Waikato Innovation Park
Waikato’s reputation for scientific research inspired the establishment of Waikato Innovation Park by the Waikato Institute of Technology (Wintec), the University of Waikato and AgResearch in 2004. The park, strategically located adjacent to Ruakura, brings together around 50 agritech and biotech businesses.
Shows and field days
Local agricultural and pastoral (A & P) associations were formed around the region, and the first Waikato A & P show took place at Cambridge in 1877. Shows alternated between Hamilton and Cambridge until 1892, when Hamilton’s Claudelands showgrounds became the venue. The shows promoted Waikato agriculture and business, and featured fairground entertainment.
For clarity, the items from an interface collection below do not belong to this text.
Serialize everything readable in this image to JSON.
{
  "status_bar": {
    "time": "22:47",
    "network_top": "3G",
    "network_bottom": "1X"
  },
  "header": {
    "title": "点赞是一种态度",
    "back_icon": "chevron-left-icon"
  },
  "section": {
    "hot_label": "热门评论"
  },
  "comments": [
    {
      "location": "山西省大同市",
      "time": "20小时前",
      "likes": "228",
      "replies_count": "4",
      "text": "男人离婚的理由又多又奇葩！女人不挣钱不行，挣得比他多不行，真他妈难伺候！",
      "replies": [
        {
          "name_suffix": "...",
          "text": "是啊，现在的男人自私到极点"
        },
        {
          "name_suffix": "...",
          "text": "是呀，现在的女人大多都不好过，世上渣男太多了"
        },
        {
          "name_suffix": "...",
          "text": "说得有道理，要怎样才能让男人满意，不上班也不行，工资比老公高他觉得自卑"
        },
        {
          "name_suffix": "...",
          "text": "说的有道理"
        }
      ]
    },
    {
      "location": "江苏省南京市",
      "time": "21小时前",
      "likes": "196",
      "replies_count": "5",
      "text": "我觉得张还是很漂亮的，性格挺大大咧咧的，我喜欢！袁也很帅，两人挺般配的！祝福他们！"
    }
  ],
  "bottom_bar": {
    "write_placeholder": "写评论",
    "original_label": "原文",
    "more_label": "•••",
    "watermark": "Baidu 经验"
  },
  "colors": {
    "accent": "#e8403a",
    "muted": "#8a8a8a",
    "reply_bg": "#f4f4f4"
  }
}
In 1907 the Winter Show Association initiated a winter show, which shifted from central Hamilton to Claudelands in the 1960s.
From 1969 the New Zealand National Fieldays Association aimed to showcase the best of local and international agricultural innovations. By the 21st century Fieldays, held annually in June at Mystery Creek, near Hamilton airport, was the largest such event in the southern hemisphere. In 2014 Fieldays attracted 120,000 New Zealand and international visitors.
Hamilton’s enduring reputation as a ‘cow town’ was based on the services it provided to farmers from the surrounding district. The long main thoroughfare, Victoria St, was lined with banks and shops including stock and station agents and farm-machinery outlets. It was a magnet for farmers when they came to town with money in their pockets. Other places such as Morrinsville and Te Awamutu also developed as ‘cow towns’.
Farming service industries
Manufacturing businesses connected with farming developed. A. M. Bisley and Company made agricultural machinery from the 1930s. Truscotts (NZ), an Australian company operating in Hamilton from 1953, designed a stainless-steel milk tanker. Gallagher Engineering, which started in the late 1940s and became a company in 1963, pioneered the electric fence. Later, as Gallagher Group, it started companies producing animal-management and business-security systems, fuel pumps and plastics.
After the Second World War Ossie James founded James Aviation at Rukuhia. A subsidiary, Aero Engine Services, began building aeroplanes – the Airtourer and the Airtrainer – in the 1960s. Meanwhile, another offshoot, Air Parts (NZ), gained world rights to manufacture Fletcher topdressing aircraft. The two firms merged in 1972 as New Zealand Aerospace Industries. In 1982 the company was taken over by Pacific Aerospace Corporation and developed the Cresco topdressing aircraft, later modified for skydiving. In the 2010s Pacific Aerospace was a member of the Waikato Aviation Cluster, around 30 local aviation businesses aiming to make Waikato the Australasian centre for aviation manufacturing, maintenance and pilot training.